==== PROVIDED RECORDS ====

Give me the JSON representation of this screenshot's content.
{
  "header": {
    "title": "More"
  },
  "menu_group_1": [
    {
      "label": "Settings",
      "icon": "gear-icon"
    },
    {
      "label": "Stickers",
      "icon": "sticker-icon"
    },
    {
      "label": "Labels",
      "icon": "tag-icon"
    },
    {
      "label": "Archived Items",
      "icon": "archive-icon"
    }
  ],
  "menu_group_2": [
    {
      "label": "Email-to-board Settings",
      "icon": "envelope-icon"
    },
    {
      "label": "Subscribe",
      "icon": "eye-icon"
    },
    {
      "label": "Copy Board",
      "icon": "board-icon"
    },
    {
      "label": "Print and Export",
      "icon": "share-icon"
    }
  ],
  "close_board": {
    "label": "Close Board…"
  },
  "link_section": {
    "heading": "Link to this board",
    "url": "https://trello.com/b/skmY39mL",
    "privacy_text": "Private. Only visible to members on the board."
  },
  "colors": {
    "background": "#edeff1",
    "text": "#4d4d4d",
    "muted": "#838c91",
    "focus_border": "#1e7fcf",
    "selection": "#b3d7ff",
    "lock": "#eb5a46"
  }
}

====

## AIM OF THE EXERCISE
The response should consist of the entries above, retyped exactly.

## TASK RESULT
Give me the JSON representation of this screenshot's content.
{
  "header": {
    "title": "More"
  },
  "menu_group_1": [
    {
      "label": "Settings",
      "icon": "gear-icon"
    },
    {
      "label": "Stickers",
      "icon": "sticker-icon"
    },
    {
      "label": "Labels",
      "icon": "tag-icon"
    },
    {
      "label": "Archived Items",
      "icon": "archive-icon"
    }
  ],
  "menu_group_2": [
    {
      "label": "Email-to-board Settings",
      "icon": "envelope-icon"
    },
    {
      "label": "Subscribe",
      "icon": "eye-icon"
    },
    {
      "label": "Copy Board",
      "icon": "board-icon"
    },
    {
      "label": "Print and Export",
      "icon": "share-icon"
    }
  ],
  "close_board": {
    "label": "Close Board…"
  },
  "link_section": {
    "heading": "Link to this board",
    "url": "https://trello.com/b/skmY39mL",
    "privacy_text": "Private. Only visible to members on the board."
  },
  "colors": {
    "background": "#edeff1",
    "text": "#4d4d4d",
    "muted": "#838c91",
    "focus_border": "#1e7fcf",
    "selection": "#b3d7ff",
    "lock": "#eb5a46"
  }
}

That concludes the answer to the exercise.